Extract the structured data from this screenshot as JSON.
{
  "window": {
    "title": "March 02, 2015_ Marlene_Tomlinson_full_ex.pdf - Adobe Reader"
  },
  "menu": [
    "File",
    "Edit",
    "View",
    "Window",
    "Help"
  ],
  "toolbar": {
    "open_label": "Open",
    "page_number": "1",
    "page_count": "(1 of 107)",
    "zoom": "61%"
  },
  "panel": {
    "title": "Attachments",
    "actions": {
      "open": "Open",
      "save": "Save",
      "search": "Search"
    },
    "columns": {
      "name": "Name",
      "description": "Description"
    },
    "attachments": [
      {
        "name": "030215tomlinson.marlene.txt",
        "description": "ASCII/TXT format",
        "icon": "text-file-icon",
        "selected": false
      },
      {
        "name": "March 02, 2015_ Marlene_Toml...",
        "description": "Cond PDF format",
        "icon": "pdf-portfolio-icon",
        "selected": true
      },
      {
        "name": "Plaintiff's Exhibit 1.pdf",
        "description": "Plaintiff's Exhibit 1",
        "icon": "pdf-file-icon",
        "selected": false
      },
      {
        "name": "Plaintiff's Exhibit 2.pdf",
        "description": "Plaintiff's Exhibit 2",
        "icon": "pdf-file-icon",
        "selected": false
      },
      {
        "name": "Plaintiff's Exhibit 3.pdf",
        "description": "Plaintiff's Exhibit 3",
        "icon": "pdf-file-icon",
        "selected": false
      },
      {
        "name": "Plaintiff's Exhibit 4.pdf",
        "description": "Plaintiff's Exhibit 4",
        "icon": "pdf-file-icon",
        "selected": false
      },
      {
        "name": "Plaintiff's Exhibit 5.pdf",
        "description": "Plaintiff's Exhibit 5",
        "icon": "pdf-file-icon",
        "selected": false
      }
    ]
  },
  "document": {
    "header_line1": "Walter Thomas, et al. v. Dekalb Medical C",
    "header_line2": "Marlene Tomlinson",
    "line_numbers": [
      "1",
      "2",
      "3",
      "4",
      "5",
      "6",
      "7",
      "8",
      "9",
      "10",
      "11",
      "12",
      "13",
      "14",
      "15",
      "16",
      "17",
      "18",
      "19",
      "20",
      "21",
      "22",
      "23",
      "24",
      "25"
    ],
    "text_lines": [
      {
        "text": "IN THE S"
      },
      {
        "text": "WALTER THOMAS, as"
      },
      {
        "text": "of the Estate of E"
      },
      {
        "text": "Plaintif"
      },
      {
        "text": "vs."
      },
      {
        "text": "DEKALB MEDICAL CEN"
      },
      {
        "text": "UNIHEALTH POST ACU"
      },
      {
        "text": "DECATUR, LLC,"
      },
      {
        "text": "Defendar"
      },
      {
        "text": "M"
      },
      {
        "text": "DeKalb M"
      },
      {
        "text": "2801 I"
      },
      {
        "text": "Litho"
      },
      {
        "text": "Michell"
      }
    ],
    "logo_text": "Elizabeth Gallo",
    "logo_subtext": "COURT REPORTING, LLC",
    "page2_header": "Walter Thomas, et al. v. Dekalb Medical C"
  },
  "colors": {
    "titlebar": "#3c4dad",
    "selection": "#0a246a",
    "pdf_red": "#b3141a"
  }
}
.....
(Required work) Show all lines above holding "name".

(Written response)
      "name": "Name",
        "name": "030215tomlinson.marlene.txt",
        "name": "March 02, 2015_ Marlene_Toml...",
        "name": "Plaintiff's Exhibit 1.pdf",
        "name": "Plaintiff's Exhibit 2.pdf",
        "name": "Plaintiff's Exhibit 3.pdf",
        "name": "Plaintiff's Exhibit 4.pdf",
        "name": "Plaintiff's Exhibit 5.pdf",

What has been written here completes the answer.